COV-CHIM01: SARS-CoV-2 dose finding infection study_v1.0

  • Research type

    Research Study

  • Full title

    A dose finding human experimental infection study with SARS-CoV-2 in healthy volunteers with previous, microbiologically confirmed, SARS-CoV-2 infection.



  • Contact name

    Helen McShane

  • Contact email

  • Sponsor organisation

    University of Oxford /Clinical Trials and Research Governance

  • Duration of Study in the UK

    1 years, 6 months, 1 days

  • Research summary

    The purpose of this study is to evaluate the safety and human clinical response to SARS-CoV-2 challenge in previously SARS-CoV-2 infected people. We start by establishing the optimal challenge dose that causes re-infection. The study hopes to identify the lowest level of infectious dose necessary to produce viral replication in the upper respiratory tract of research volunteers while minimising risk of disease progression.
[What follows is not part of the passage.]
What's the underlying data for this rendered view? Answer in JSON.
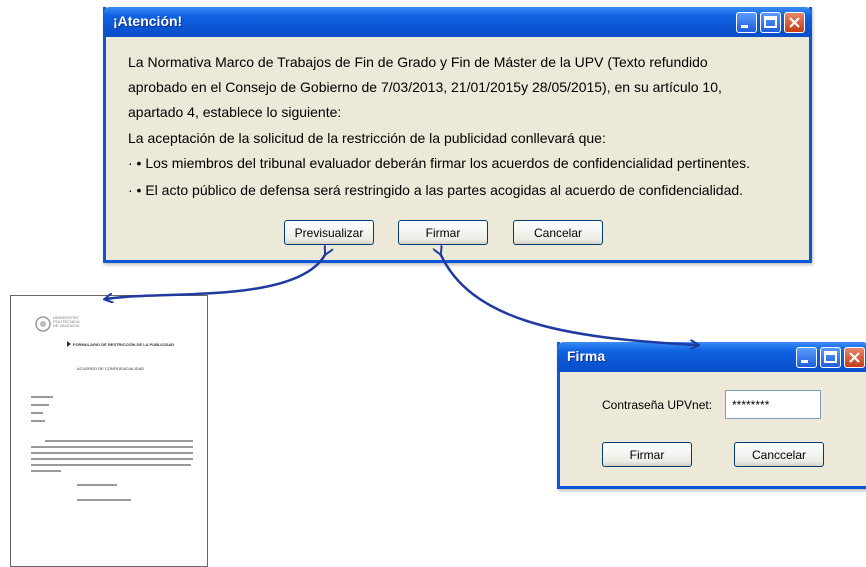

Investigators aim to achieve an infection model which results in no symptoms, or symptoms no more severe than the common mild response of healthy people of the same age within the general population.

    It is hoped that this study will enable us to determine whether immune responses to previous infection are protective and to define the levels of pre-existing immunity required for protection. If successful, this could help inform policy makers on issues, such as determining whether to allow return to unfettered travel and normal daily activities, as well as information to determine the need and timing of vaccination and re-vaccination in the context of previous infection. We aim to compare baseline and subsequent levels of humoral and cellular immunity in individuals who aren’t successfully re-infected, asymptomatically infected and (mild) symptomatic infection to identify correlates of protection. We hope to define viral shedding in the breath in both asymptomatic and mildly symptomatic patients, better informing Public Health infection control policy. Furthermore, with the recent identification of new variants that escape targeted treatments such as monoclonal antibody therapy and convalescent plasma, establishing a safe SARS-CoV-2 CHIM using wildtype virus could pave the way for future studies using variants. This could be an essential step in speeding the development pipeline of novel vaccines and therapeutics against new variants.

  • REC name

    West Midlands - Coventry & Warwickshire Research Ethics Committee

  • REC reference


  • Date of REC Opinion

    13 Apr 2021

  • REC opinion

    Further Information Favourable Opinion